Instructions to follow: When you return the material, keep every line exactly as it is and omit the pictures.

____________

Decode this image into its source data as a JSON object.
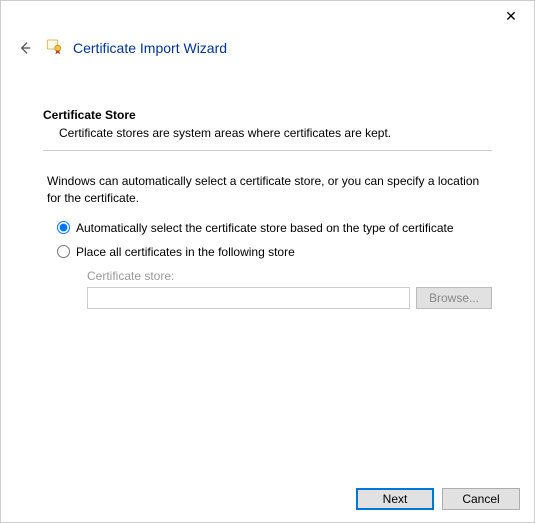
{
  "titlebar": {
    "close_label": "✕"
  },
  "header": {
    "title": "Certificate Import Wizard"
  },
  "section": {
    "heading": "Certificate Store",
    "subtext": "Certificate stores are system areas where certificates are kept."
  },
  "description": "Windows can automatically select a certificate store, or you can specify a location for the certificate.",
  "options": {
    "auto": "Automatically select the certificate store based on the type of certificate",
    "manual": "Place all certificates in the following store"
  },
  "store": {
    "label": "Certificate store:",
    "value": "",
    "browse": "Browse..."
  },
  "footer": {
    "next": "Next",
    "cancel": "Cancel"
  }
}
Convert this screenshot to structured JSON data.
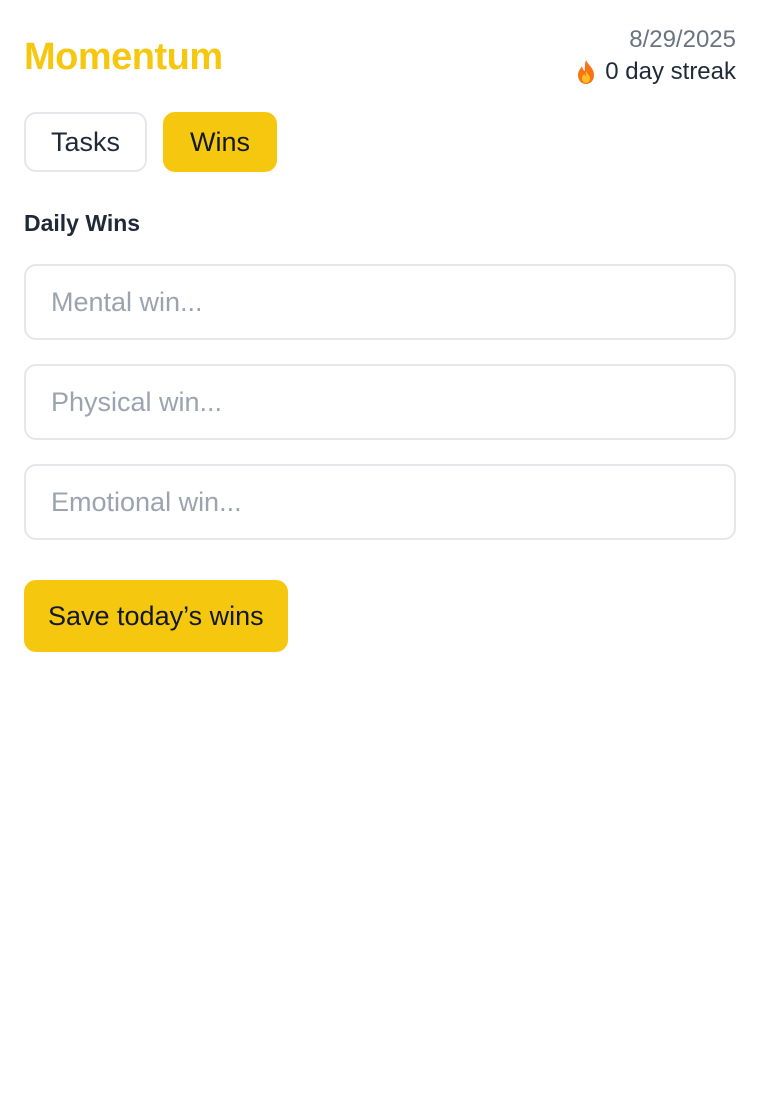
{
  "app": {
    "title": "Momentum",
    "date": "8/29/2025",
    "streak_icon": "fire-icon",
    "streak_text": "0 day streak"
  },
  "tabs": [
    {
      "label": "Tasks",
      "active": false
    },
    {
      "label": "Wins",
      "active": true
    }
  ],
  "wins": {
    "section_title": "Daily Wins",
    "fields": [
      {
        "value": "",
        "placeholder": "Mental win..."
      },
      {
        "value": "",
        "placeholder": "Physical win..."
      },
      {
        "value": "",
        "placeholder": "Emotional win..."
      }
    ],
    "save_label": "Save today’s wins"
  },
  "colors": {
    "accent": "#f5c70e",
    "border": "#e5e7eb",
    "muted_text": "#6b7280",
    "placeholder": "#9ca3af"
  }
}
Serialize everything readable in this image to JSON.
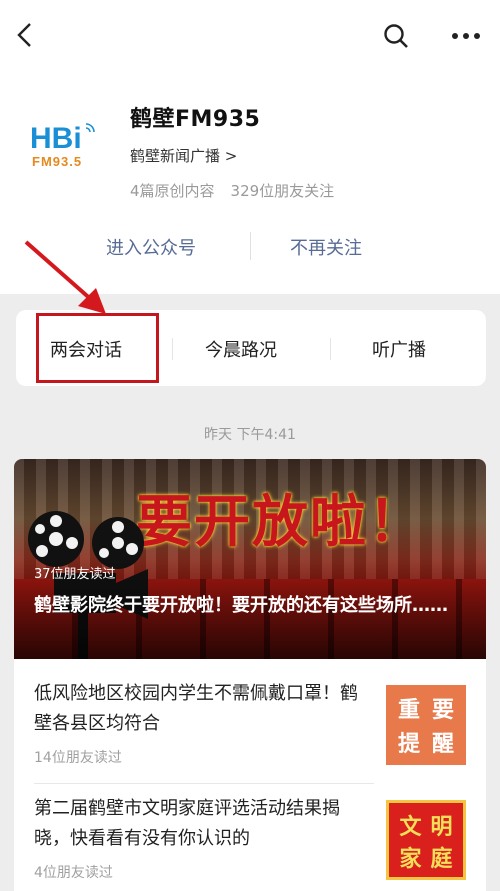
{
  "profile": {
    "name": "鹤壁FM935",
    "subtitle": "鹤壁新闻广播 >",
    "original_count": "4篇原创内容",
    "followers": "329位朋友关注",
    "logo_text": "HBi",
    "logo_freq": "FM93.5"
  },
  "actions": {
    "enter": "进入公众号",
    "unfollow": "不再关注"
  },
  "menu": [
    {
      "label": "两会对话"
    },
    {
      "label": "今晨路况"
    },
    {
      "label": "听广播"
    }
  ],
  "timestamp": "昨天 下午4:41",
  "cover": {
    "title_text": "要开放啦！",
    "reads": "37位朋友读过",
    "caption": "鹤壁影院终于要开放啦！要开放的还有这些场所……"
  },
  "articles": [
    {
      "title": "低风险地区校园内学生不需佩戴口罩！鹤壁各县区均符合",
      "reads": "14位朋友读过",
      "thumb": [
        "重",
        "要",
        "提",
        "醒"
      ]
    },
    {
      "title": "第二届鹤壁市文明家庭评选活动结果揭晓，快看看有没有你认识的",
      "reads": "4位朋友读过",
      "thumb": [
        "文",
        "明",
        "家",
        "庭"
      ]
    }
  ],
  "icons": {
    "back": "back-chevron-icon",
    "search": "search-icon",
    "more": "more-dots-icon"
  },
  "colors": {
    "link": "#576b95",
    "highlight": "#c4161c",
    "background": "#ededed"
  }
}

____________

Your response:
Decode this image into its source data as a JSON object.
{
  "titlebar": {
    "close_label": "✕"
  },
  "header": {
    "title": "Certificate Import Wizard"
  },
  "section": {
    "heading": "Certificate Store",
    "subtext": "Certificate stores are system areas where certificates are kept."
  },
  "description": "Windows can automatically select a certificate store, or you can specify a location for the certificate.",
  "options": {
    "auto": "Automatically select the certificate store based on the type of certificate",
    "manual": "Place all certificates in the following store"
  },
  "store": {
    "label": "Certificate store:",
    "value": "",
    "browse": "Browse..."
  },
  "footer": {
    "next": "Next",
    "cancel": "Cancel"
  }
}
Convert this screenshot to structured JSON data.
{
  "app": {
    "title": "Momentum",
    "date": "8/29/2025",
    "streak_icon": "fire-icon",
    "streak_text": "0 day streak"
  },
  "tabs": [
    {
      "label": "Tasks",
      "active": false
    },
    {
      "label": "Wins",
      "active": true
    }
  ],
  "wins": {
    "section_title": "Daily Wins",
    "fields": [
      {
        "value": "",
        "placeholder": "Mental win..."
      },
      {
        "value": "",
        "placeholder": "Physical win..."
      },
      {
        "value": "",
        "placeholder": "Emotional win..."
      }
    ],
    "save_label": "Save today’s wins"
  },
  "colors": {
    "accent": "#f5c70e",
    "border": "#e5e7eb",
    "muted_text": "#6b7280",
    "placeholder": "#9ca3af"
  }
}
Serialize everything readable in this image to JSON.
{
  "profile": {
    "name": "鹤壁FM935",
    "subtitle": "鹤壁新闻广播 >",
    "original_count": "4篇原创内容",
    "followers": "329位朋友关注",
    "logo_text": "HBi",
    "logo_freq": "FM93.5"
  },
  "actions": {
    "enter": "进入公众号",
    "unfollow": "不再关注"
  },
  "menu": [
    {
      "label": "两会对话"
    },
    {
      "label": "今晨路况"
    },
    {
      "label": "听广播"
    }
  ],
  "timestamp": "昨天 下午4:41",
  "cover": {
    "title_text": "要开放啦！",
    "reads": "37位朋友读过",
    "caption": "鹤壁影院终于要开放啦！要开放的还有这些场所……"
  },
  "articles": [
    {
      "title": "低风险地区校园内学生不需佩戴口罩！鹤壁各县区均符合",
      "reads": "14位朋友读过",
      "thumb": [
        "重",
        "要",
        "提",
        "醒"
      ]
    },
    {
      "title": "第二届鹤壁市文明家庭评选活动结果揭晓，快看看有没有你认识的",
      "reads": "4位朋友读过",
      "thumb": [
        "文",
        "明",
        "家",
        "庭"
      ]
    }
  ],
  "icons": {
    "back": "back-chevron-icon",
    "search": "search-icon",
    "more": "more-dots-icon"
  },
  "colors": {
    "link": "#576b95",
    "highlight": "#c4161c",
    "background": "#ededed"
  }
}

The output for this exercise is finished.